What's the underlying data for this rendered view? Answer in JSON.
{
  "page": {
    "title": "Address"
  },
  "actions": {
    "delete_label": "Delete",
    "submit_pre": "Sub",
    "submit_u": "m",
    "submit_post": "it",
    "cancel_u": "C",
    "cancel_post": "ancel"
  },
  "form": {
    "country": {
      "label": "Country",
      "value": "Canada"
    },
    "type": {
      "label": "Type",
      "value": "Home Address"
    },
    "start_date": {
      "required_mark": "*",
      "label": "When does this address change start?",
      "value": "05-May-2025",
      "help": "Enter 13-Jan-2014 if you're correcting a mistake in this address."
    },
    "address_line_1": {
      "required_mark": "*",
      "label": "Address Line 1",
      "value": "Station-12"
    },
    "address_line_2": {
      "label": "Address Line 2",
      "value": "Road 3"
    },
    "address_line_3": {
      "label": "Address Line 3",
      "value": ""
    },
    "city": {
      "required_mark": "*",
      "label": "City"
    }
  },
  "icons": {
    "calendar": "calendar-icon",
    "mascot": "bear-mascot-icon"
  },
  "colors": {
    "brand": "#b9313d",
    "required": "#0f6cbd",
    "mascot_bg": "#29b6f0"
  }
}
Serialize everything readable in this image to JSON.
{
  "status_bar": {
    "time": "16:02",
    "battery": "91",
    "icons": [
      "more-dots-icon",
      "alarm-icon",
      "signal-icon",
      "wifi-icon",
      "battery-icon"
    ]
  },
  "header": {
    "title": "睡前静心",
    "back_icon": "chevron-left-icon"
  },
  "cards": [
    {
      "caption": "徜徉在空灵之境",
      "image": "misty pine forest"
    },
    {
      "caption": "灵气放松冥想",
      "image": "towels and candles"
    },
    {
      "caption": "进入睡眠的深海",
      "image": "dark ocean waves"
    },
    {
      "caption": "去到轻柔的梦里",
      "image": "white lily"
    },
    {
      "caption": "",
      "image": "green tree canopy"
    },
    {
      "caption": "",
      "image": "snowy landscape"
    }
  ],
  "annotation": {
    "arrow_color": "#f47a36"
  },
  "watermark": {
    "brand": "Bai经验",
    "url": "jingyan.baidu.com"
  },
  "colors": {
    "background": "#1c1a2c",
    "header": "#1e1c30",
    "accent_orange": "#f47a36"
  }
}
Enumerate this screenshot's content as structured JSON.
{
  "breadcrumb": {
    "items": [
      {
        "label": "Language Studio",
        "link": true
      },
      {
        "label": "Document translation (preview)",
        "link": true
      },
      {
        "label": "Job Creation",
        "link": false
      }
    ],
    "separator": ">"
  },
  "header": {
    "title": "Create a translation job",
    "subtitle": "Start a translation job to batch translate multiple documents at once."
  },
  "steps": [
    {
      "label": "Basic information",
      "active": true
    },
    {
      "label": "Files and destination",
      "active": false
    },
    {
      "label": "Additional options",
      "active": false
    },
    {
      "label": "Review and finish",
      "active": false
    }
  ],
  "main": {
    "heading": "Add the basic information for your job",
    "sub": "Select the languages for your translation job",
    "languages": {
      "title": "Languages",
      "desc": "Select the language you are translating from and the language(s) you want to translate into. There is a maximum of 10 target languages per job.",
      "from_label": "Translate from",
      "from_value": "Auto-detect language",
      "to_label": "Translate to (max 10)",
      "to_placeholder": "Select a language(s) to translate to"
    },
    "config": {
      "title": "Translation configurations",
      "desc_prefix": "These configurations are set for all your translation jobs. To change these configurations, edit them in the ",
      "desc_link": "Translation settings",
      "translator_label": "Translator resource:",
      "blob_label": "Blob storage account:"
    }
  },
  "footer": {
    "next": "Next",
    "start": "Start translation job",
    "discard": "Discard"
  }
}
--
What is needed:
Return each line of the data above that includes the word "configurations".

Worked solution:
      "title": "Translation configurations",
      "desc_prefix": "These configurations are set for all your translation jobs. To change these configurations, edit them in the ",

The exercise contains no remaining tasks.